___ Study material ___

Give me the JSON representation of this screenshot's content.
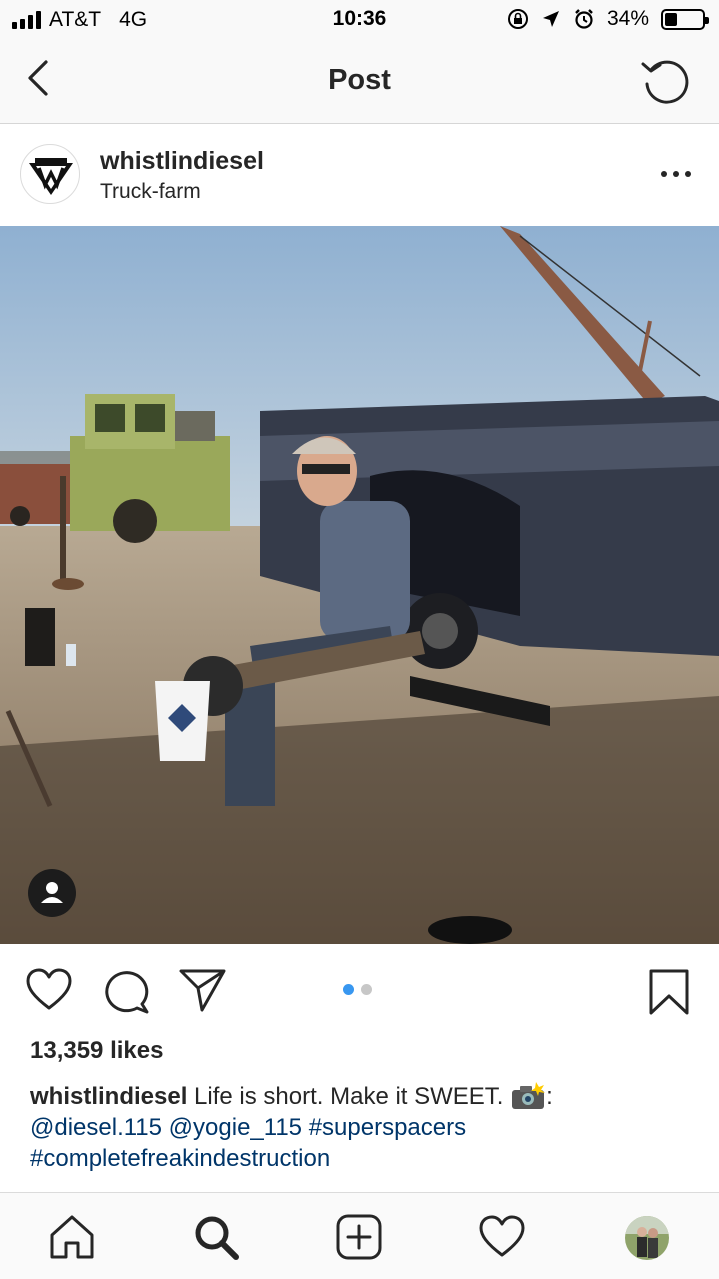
{
  "status_bar": {
    "carrier": "AT&T",
    "network": "4G",
    "time": "10:36",
    "battery": "34%",
    "battery_level": 0.34,
    "icons": [
      "signal-icon",
      "orientation-lock-icon",
      "location-arrow-icon",
      "alarm-icon",
      "battery-icon"
    ]
  },
  "nav": {
    "title": "Post",
    "back_icon": "chevron-left-icon",
    "refresh_icon": "refresh-icon"
  },
  "post": {
    "username": "whistlindiesel",
    "location": "Truck-farm",
    "more_icon": "ellipsis-icon",
    "carousel": {
      "count": 2,
      "active": 0
    },
    "tag_icon": "user-tag-icon",
    "likes": "13,359 likes",
    "caption": {
      "username": "whistlindiesel",
      "text": "Life is short. Make it SWEET.",
      "after_emoji": ":",
      "mentions": [
        "@diesel.115",
        "@yogie_115"
      ],
      "hashtags": [
        "#superspacers",
        "#completefreakindestruction"
      ]
    }
  },
  "actions": [
    "heart-icon",
    "comment-icon",
    "share-icon",
    "bookmark-icon"
  ],
  "tab_bar": [
    "home-icon",
    "search-icon",
    "add-icon",
    "activity-icon",
    "profile-avatar"
  ],
  "colors": {
    "link": "#003569",
    "active_dot": "#3897f0",
    "inactive_dot": "#c7c7c7"
  }
}
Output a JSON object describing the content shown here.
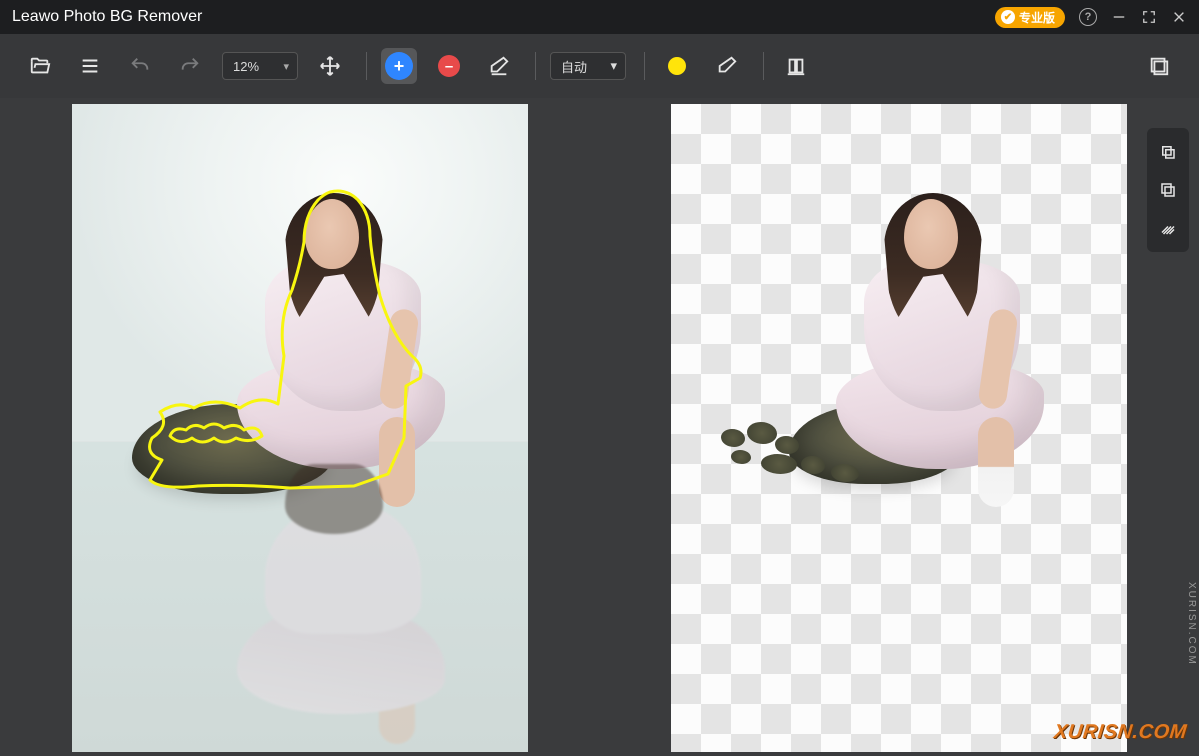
{
  "app": {
    "title": "Leawo Photo BG Remover"
  },
  "titlebar": {
    "pro_badge": "专业版",
    "help_char": "?"
  },
  "toolbar": {
    "zoom_value": "12%",
    "mode_value": "自动",
    "icons": {
      "open": "folder-open-icon",
      "menu": "menu-icon",
      "undo": "undo-icon",
      "redo": "redo-icon",
      "move": "move-icon",
      "mark_keep": "plus-circle-icon",
      "mark_remove": "minus-circle-icon",
      "eraser": "eraser-icon",
      "mode": "mode-select",
      "color": "color-swatch-yellow",
      "erase2": "eraser-outline-icon",
      "crop": "crop-icon",
      "save": "save-layers-icon"
    }
  },
  "side_tools": {
    "items": [
      {
        "name": "copy-icon"
      },
      {
        "name": "duplicate-icon"
      },
      {
        "name": "texture-icon"
      }
    ]
  },
  "watermark": {
    "text": "XURISN.COM",
    "vertical": "XURISN.COM"
  }
}
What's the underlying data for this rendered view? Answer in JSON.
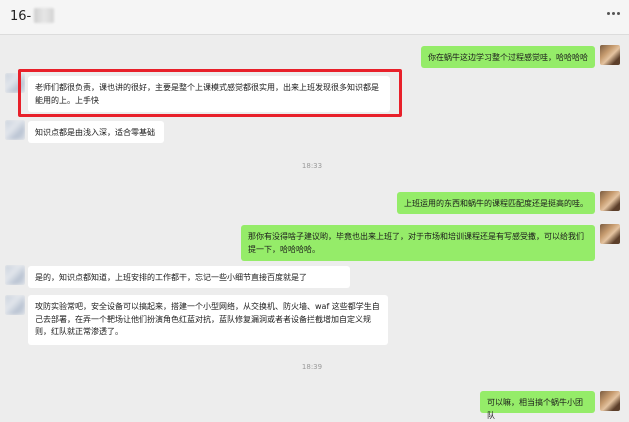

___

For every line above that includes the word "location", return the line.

      "location-arrow-icon",
    "location": "Truck-farm",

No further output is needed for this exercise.